In spite of the nationwide protest against impunity by the Nigeria Police, Human Rights Watch in a damning report says the law enforcement agency has continued to arrest, detain, and use excessive force against peaceful protesters.
Last March, security forces allegedly fired live ammunition and teargas to disperse members of the Shia Islamic Movement of Nigeria (IMN), who took to the streets in Abuja to protest the detention of their leader, Sheik El Zakzaky, since 2015.
The rights group says two people sustained gunshot injuries, and at least 10 people were arrested and detained.
According to its 2021 World Report on Nigeria, ‘’authorities continued to clamp down on nationwide Revolution Now protests against insecurity and corruption, arresting and briefly detaining over 60 people during protests in Abuja in August.
‘’Blasphemy-related cases in the north gained widespread attention and condemnation. Nigerian law criminalizes insult to religion. Sharia (Islamic law) applicable in the country’s 12 northern states with a significant or majority Muslim population, including Kano, also criminalise blasphemy.
‘’Nigeria’s constitution, however, protects freedom of thought, conscience, and religion, and guarantees the right to freedom of expression.
‘’In April, police in Kaduna State arrested Bala Mubarak, president of the Nigerian Humanist Association, a nongovernmental organization, following a complaint by lawyers who accused him of publicly insulting the Prophet Muhammad on his Facebook Page. Police transferred him to Kano State where he was being held incommunicado at time of writing.

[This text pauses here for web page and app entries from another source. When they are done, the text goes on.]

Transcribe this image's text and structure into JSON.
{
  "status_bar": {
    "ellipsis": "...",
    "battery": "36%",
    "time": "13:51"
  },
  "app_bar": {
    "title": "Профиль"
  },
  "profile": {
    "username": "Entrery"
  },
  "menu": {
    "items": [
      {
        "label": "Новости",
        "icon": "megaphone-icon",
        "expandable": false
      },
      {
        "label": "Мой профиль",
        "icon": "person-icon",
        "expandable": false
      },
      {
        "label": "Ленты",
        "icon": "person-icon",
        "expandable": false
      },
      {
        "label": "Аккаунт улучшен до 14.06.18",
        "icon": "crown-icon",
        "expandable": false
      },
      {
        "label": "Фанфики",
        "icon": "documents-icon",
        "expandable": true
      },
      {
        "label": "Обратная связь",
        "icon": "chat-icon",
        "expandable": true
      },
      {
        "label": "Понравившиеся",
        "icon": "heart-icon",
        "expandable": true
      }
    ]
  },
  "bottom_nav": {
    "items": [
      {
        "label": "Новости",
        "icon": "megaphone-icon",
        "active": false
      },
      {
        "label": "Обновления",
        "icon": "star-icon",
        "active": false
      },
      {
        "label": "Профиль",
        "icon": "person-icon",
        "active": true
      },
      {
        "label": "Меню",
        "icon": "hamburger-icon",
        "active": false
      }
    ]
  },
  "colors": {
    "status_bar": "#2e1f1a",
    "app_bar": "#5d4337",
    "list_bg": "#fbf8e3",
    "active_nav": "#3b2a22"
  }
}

‘’In August, a Sharia Court in Kano sentenced a musician, Yahaya Sharif- Aminu, to death for blasphemy against the Prophet Muhammed in a song circulated via WhatsApp. Also, in August, a 13-year-old boy was sentenced by a Sharia court to 10 years in prison for making “profane remarks” about God during an argument with a friend in northern Kano State.
‘’Civil society groups raised concerns over a new Corporate and Allied Matters Act, signed into law in August, being potentially used as a tool to restrict civic space and limit basic freedoms. The law empowers Nigeria’s Corporate Affairs Commission to suspend the trustees of any registered association for reasons including fraud, misconduct, mismanagement or public interest and to appoint interim managers.
‘’Charges against 47 men for crimes under the Same Sex Marriage Prohibition Act (SSMPA) of 2014 were struck out in October after the court found that the prosecution had failed to diligently prosecute the case and provide evidence.
‘’The trial, which began on December 2019, is the first to be brought under the SSMPA, which criminalises same-sex conduct as well as public displays of same-sex amorous relationships, same-sex marriages, and the registration of gay clubs, societies, and organisations.’’
Key International Actors
Nigeria, according to the report, received significant loans from the International Monetary Fund, the African Development Bank, and the World Bank to support the country’s health care sector and to shield jobs and businesses from the shock of the Covid-19 pandemic.
‘’In June, the Nigerian Humanitarian Fund managed by the UN Office for the Coordination of Humanitarian Affairs announced that it had received a $22.4 million funding allocation to address the increased vulnerability of people affected by both the Covid-19 pandemic and the humanitarian crisis in the northeast.
‘’The United States, the European Union, and the United Kingdom continued to provide Nigeria with humanitarian and development aid.
‘’They also repeatedly expressed concerns over terrorist attacks in the country, including attacks against civilians and humanitarian workers.
‘’In January, the European Parliament adopted a resolution deploring the attacks, urging the government to respect human rights in its counterterrorism response and to end the military detention of children.
‘’Nigeria supported the efforts of the Economic Community of West African States (ECOWAS), the African Union, and the United Nations in pressing for a swift return to civilian government after the military takeover in Mali in August, which President Muhammadu Buhari described as a setback to regional diplomacy.
‘’Tijjani Muhammad-Bande, Nigeria’s permanent representative to the United Nations, completed his term as the 74th president of the UN General Assembly. During his presidency, he advanced issues around education, poverty, and inclusion, including a landmark political commitment on universal health coverage.
‘’Nigeria, which currently sits on the UN Human Rights Council, abstained from voting on some key resolutions, including those on the conflicts in Syria and Yemen, and on human rights in Venezuela, Nicaragua, Burundi, Eritrea, and Iran.
‘’Nigeria voted in favor of other resolutions to advance rights protections, including on accountability for violations of international law in the Occupied Palestinian Territories, and on human rights in Myanmar.’’